With less than 100 days to election day, it is a safe bet to say neither Curtis Bowman nor Phillip Jackson, Kirk Da Silva or Bernard Wyllie seriously challenges Jimmy Prince and ULP hold on Marriaqua constituency.
Why then would a political leader, with the first transparent and public test of his skills, spend vital political capital to upset a decision made by an important unit of his party? If he truly wanted to be adventurous in removing Da Silva, he should have gambled on Phillip Jackson. Jackson is the youngest of the contenders in Marriaqua and could have been a “refreshing new kid” on the block. But Wyllie for Da Silva makes absolutely no sense, the rhetoric of winning the elections notwithstanding. Politically, Wyllie’s selection does not reflect 2020 vision, insight or foresight.
The decision by Friday is even more surprising because it came in the face of tacit endorsements of Da Silva by James Mitchell, the founding father of the party, and St. Clair Leacock, one of the party’s vice presidents. Both pointed to the fact that Da Silva had hit the ground hard and remained in the constituency among constituents after his lost to Jimmy Prince to be the ULP candidate.
Reports are that some questioned Da Silva’s loyalty. They wondered if he was a ULP plant. Most importantly, the silly doubting Thomases wanted to know what would happen if the NDP were to win the elections 8 seats to 7, and Da Silva was to be among the winners. Such analysis reflects a level of infantilism of which the party should be ashamed. Clearly, it cannot be plotting an 8 to 7 seat victory with Marriaqua in that victory calculus.
For what it’s worth, there was something breaking for NDP in June and July. The sailor man Travis Harry came home and took his camera and gumption to expose and oppose to the ULP. Hayne, Velox and “Dre” King openly declared their intention to challenge Camillo Gonsalves in East St George, while Phillip and Kirk joined Wyllie and Bowman in Marriaqua.
In neither of these seats would the NDP gain a breakthrough, but the optics showed that young persons were breaking for them. All of this “momentum” was thrown away with the selection of Wyllie. Further, the decision has placed the party on the defensive. However, Sir James did say that everything is just a seven-day talk and then it blows over.
The campaign waged by NDP hopefuls in both Marriaqua and East St George has brought to the fore another truism about local politics. Aerial assaults – shock and awe on social media, while necessary in this electronic age is evidently insufficient to determine who will emerge as a candidate. The ground war of close combat, meeting and greeting remain massively important. This fact continues to be true even in this age of social distancing forcibly brought on by the COVID-19 pandemic.

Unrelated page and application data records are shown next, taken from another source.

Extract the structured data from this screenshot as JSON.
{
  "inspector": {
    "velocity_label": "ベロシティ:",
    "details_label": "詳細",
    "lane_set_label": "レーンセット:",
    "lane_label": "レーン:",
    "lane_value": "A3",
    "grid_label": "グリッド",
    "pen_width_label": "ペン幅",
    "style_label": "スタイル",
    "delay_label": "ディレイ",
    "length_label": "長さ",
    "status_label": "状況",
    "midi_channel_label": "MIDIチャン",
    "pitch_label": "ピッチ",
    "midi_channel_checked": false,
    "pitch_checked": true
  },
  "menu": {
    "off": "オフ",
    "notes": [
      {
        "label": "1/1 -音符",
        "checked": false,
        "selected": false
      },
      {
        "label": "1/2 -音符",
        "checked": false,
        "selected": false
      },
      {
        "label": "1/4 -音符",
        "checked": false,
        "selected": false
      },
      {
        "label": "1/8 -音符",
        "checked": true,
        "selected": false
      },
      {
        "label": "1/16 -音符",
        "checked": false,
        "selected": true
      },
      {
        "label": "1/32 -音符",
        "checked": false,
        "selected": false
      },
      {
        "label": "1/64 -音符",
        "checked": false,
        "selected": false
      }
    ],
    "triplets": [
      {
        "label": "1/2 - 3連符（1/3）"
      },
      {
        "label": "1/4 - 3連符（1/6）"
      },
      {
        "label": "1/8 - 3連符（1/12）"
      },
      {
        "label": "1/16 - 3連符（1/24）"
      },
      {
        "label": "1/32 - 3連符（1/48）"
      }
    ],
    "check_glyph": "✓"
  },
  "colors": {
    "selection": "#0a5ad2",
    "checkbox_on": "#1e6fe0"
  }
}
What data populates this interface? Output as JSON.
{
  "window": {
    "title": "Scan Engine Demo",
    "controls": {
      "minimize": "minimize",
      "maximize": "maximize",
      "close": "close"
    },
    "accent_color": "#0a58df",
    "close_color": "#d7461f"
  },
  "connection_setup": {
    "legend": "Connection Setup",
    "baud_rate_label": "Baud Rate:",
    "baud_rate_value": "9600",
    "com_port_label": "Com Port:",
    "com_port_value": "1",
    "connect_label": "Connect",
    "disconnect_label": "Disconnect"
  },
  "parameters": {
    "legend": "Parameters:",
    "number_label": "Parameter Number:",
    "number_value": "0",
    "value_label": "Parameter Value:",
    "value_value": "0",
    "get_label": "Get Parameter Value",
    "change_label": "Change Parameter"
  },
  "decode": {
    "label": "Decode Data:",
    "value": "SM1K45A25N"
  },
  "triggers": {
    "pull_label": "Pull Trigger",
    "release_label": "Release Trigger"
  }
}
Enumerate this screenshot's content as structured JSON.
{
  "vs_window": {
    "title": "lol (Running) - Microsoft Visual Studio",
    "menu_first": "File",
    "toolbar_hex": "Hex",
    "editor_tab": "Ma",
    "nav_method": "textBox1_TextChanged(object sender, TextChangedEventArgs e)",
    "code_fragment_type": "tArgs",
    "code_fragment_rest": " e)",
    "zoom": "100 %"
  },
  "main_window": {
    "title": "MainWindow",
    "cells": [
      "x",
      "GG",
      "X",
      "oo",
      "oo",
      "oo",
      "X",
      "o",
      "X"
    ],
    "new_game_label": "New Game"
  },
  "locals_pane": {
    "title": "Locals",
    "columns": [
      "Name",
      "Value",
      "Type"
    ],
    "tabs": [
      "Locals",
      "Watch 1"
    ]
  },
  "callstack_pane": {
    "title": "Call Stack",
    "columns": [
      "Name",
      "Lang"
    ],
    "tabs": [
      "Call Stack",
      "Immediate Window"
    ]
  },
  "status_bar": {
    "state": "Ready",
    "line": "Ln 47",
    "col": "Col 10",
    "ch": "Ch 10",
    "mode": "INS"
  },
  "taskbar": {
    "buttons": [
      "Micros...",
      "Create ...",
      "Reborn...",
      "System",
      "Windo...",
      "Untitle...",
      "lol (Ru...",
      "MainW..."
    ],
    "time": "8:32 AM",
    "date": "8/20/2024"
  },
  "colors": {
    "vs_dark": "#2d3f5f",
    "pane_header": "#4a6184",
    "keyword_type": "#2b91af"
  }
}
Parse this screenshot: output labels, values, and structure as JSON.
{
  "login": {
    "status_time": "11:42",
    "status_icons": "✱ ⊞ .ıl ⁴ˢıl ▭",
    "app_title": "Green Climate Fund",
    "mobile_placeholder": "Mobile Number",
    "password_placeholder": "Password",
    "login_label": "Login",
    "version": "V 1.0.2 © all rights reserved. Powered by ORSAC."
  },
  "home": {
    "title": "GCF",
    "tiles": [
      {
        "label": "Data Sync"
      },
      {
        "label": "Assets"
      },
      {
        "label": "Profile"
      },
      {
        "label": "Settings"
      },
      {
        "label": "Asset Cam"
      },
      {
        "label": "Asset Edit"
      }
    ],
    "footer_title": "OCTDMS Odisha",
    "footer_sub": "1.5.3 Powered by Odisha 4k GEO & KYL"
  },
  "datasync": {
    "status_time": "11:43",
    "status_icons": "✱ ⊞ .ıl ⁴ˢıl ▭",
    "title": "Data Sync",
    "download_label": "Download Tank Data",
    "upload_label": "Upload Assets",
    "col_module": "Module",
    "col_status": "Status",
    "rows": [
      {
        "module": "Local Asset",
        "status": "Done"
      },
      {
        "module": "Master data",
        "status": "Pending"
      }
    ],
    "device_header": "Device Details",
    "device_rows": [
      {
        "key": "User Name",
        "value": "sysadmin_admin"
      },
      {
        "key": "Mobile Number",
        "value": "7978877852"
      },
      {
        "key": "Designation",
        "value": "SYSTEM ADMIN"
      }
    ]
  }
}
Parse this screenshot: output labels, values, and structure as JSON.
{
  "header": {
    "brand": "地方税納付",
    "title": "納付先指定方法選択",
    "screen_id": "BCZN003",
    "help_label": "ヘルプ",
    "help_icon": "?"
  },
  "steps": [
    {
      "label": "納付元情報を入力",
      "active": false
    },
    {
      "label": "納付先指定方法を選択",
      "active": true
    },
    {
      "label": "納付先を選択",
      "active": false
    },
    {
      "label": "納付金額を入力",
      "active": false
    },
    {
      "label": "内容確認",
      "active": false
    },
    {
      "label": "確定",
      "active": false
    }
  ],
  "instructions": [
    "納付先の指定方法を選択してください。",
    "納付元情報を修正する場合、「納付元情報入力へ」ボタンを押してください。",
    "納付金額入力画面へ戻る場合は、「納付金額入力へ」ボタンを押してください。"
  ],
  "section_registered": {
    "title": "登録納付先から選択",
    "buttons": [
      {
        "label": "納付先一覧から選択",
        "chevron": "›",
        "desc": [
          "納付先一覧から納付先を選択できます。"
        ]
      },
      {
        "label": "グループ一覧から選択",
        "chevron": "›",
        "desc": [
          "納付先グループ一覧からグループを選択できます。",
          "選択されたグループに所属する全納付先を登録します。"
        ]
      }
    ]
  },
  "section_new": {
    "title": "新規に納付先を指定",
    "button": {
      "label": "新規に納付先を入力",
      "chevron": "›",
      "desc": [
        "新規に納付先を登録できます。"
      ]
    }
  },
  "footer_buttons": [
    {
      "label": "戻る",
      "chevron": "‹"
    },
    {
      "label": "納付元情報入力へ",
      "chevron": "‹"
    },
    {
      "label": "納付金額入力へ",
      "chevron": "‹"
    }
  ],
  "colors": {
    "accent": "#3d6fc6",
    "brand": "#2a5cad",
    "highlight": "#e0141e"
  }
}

On June 28, 2020, we penned a piece entitled “Too Close to Call”. We called six seats for the ULP and four seats, Northern and Southern Grenadines, Central and West Kingstown for the NDP. We see no reason to change that call. The five constituencies that remain in contention are North, Central and South Leeward as well as East Kingstown and North Windward.
With the absence of mass gatherings, the election campaign has changed and may change even more as we get closer to election day. The virus may present even more challenges.
The party that breaks through in any of the three seats on the Leeward side of the country should start putting its celebratory plans in gear. However, we would not rule out a possibility that the parties may switch seats where the ULP wins at least one that the NDP currently holds and the NDP doing likewise.
We will soon know. But because a week is a long time in politics, “decades” will pass before we go to the polls.
*Jomo Sanga Thomas is a lawyer, journalist, social commentator and a former Speaker of the House of Assembly in St. Vincent and the Grenadines.